  • Special symbols and/or connectors are NOT required for using Search@UW.  However, you can make your searches more efficient by using the following: 
    • An asterisk * is the wildcard symbol.  Example: geology AND glacia*
    • Using quotation marks will retrieve this exact phrase: Example:  "social media" 
    • Connectors AND, OR, NOT must be CAPITALIZED. If not, the connectors are included in the search.  Example: "initial public offering" AND facebook


Advanced Searching

If you are having trouble narrowing your results or are searching for a known item, using the Advanced search might be helpful.  You can limit your search to title, author or subject.  You can also limit by language, date and the "Basic Search" scopes (Everything, Articles, UW Colleges Books and Media, UW System Books and Media and Digital Collections.)

Advanced Searching

Did you Mean?

In some circumstances, Search@UW will include a "Did You Mean" function.  For example:

A single misspelled term may result in a "Did you mean?" prompt with a suggested term. Instead of providing the term closest to the one misspelled, the system selects the term based on how frequently it shows up in the database indexes. For example, the misspelled term "sence" may result in "Did you mean science?" rather than "Did you mean 'sense'?" because "science" appears more frequently in our database indexes.

A phrase containing a single misspelled word may or may not result in a "Did you mean?" prompt, depending on whether the phrase is stored in the index. For example, "Gon with the Wind" will invoke a "Did you mean 'Gone with the Wind'"? prompt but "Sence and Sensibility" will not.  However, removing the "and" from a phrase like "Sense and Sensibility" will trigger a "Did you mean?" response.

A phrase with more than one misspelled term will result in only a one term prompt.
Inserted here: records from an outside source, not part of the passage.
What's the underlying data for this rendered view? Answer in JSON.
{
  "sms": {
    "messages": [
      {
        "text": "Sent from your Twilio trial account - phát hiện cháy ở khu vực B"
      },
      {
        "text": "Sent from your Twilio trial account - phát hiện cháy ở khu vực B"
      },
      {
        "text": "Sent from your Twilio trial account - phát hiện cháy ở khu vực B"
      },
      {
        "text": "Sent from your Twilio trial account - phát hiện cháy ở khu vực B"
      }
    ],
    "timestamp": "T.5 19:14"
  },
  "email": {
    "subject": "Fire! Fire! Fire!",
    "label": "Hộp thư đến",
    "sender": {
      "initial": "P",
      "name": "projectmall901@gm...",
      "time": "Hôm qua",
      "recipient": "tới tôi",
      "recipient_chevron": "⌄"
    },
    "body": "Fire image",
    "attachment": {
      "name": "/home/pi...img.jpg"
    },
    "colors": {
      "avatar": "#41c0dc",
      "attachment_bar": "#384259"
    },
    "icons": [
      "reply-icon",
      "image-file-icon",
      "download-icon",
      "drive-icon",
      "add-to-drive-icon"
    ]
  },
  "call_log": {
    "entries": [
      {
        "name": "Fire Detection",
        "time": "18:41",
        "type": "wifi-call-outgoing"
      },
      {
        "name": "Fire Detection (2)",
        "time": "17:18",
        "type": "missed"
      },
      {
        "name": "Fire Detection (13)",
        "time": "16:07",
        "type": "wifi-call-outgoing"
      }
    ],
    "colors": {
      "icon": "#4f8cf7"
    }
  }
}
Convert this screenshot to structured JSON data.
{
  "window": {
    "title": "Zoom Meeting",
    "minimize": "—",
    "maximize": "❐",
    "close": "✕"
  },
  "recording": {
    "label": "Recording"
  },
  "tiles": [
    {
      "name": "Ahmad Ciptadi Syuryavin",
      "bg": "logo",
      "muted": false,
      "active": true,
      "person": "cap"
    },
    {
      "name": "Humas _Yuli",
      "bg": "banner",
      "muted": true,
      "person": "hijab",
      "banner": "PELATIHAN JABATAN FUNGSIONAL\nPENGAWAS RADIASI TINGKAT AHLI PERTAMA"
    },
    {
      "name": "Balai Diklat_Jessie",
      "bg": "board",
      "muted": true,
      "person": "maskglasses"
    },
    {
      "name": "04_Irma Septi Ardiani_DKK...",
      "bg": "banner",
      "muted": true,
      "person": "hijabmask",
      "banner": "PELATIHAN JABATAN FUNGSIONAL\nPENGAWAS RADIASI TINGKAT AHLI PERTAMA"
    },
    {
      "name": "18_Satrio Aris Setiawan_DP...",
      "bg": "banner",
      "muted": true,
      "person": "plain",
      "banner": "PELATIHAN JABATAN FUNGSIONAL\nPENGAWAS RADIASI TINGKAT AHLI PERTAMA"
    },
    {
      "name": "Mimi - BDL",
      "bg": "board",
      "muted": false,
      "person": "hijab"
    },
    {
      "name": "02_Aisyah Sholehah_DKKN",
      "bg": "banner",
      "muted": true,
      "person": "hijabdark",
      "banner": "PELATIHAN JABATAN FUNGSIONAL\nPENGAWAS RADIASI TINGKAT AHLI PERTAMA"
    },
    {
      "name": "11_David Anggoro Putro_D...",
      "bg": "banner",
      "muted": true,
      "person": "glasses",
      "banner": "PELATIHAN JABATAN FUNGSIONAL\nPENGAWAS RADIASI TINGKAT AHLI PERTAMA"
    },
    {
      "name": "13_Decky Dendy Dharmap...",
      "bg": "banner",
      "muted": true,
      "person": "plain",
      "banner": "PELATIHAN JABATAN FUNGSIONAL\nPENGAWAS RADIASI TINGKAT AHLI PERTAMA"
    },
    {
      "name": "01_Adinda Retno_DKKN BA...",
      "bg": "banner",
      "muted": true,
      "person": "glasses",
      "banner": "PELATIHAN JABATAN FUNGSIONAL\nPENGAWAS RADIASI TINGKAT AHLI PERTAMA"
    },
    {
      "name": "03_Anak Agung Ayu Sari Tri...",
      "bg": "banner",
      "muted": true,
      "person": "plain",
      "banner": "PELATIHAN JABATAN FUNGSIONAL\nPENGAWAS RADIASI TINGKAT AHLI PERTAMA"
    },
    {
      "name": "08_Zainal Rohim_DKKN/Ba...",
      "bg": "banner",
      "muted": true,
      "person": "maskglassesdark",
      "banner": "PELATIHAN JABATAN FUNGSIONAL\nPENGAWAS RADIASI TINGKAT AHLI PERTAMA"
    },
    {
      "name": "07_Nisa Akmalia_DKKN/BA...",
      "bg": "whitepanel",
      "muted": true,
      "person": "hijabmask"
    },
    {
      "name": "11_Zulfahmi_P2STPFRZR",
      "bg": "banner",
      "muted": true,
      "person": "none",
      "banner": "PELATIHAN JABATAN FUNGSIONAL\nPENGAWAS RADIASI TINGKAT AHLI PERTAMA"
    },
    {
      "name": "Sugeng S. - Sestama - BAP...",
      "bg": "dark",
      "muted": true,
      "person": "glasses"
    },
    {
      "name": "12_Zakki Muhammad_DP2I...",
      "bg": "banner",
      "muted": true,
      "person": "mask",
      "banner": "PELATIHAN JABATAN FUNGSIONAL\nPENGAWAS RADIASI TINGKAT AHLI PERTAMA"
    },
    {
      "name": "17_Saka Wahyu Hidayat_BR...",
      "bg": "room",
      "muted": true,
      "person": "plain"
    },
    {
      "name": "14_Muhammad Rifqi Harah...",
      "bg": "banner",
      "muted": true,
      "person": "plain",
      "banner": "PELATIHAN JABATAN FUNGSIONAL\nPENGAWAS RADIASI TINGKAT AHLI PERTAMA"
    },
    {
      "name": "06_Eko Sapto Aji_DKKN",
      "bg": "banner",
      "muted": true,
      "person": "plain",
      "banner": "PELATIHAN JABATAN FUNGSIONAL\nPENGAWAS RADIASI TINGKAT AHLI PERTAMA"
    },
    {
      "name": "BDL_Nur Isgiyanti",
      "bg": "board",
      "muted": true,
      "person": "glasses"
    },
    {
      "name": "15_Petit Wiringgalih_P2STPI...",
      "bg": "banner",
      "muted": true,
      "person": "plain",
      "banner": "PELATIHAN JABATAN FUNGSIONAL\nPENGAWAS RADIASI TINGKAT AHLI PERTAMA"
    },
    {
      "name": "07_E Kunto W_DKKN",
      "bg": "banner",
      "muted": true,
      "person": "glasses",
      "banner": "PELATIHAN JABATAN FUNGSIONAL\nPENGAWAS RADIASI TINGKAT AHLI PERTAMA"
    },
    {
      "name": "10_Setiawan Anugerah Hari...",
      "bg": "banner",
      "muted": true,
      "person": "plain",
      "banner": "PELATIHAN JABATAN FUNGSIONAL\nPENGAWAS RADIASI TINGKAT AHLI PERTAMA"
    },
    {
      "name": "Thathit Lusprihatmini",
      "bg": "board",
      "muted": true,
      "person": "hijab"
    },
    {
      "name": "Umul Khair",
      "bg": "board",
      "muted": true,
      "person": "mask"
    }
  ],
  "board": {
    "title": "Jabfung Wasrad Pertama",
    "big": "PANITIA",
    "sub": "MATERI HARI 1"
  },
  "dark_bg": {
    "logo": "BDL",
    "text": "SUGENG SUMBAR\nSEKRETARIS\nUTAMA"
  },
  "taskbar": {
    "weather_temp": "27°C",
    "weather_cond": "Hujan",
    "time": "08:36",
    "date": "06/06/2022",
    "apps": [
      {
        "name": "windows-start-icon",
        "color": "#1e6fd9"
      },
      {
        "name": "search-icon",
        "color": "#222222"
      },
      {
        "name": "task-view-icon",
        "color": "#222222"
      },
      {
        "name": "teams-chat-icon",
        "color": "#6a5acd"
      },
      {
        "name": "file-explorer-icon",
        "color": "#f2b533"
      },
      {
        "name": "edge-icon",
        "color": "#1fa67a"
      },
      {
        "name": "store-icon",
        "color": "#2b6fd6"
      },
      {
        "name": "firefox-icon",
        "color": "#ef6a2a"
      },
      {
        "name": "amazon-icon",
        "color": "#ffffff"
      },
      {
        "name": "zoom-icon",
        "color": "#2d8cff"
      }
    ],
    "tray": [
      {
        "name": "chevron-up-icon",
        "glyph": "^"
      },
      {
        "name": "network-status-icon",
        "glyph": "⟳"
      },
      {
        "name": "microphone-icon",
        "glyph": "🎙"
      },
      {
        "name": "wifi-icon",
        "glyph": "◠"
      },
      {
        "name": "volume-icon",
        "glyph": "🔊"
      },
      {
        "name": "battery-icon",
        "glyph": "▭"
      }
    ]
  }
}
"Did you mean?"only applies to an individual term among a list of terms.and returns only one suggested term for any misspelling.  It does NOT return any suggestions if 50 or more results are returned.